    Turkey’s state-owned housing agency (TOKİ) has moved to open tenders and allowed construction on a historic Istanbul site in total violation of the Coastal Law and without the consent of the cultural board competent on giving the green light to such licenses, daily Radikal revealed Jan. 23.


  • INSIGHT-Earth is gold: graft probe turns eyes to Turkey building boom


    The government’s critics say the legal framework surrounding the construction sector, a key driver of the economy, has been repeatedly watered down in recent years, creating loopholes that developers can exploit for profit.

    Turkey’s Public Tender Act has been amended 31 times since the AK Party came to power, according to Oya Ozarslan, head of the local chapter of anti-corruption watchdog Transparency International.

    The changes put ever more sectors outside its scope, including urban development projects and a significant proportion of TOKI’s activity building housing.

    “This law has become like a Swiss cheese,” Ozarslan said, estimating that close to half of government procurement fell outside the scope of the act.

    “We know TOKI makes a lot of money but how? It should be transparent and it should be open to audit.”

    TOKI had no immediate comment.

    Under the motto “Building Turkey of the Future”, it is the government’s main urban development arm, charged with transforming shanty towns and developing mass housing projects, much of it through revenue-sharing deals with private companies.

    An investigation from 2004 by the prime ministry’s own audit board, seen by Reuters, said TOKI’s revenue-sharing model was not fully transparent and public assets had been sold at below fair value.
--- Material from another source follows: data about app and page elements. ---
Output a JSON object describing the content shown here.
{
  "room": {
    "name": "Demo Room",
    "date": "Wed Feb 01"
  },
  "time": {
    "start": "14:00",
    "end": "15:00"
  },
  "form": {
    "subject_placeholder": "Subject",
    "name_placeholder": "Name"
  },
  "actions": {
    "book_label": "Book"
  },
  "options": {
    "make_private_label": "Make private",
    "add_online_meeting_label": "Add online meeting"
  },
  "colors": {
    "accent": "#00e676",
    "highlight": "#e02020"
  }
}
The opposition CHP accused the ruling AK Party in a 2011 report of using TOKI to transfer state property to firms close to the government, which AK denies.

    “TOKI is not just building housing and hospitals, it is selling government land,” said Aykut Erdogdu, a CHP member of parliament who compiled the opposition party’s dossier. “We don’t know how they sell it, what the real value is.”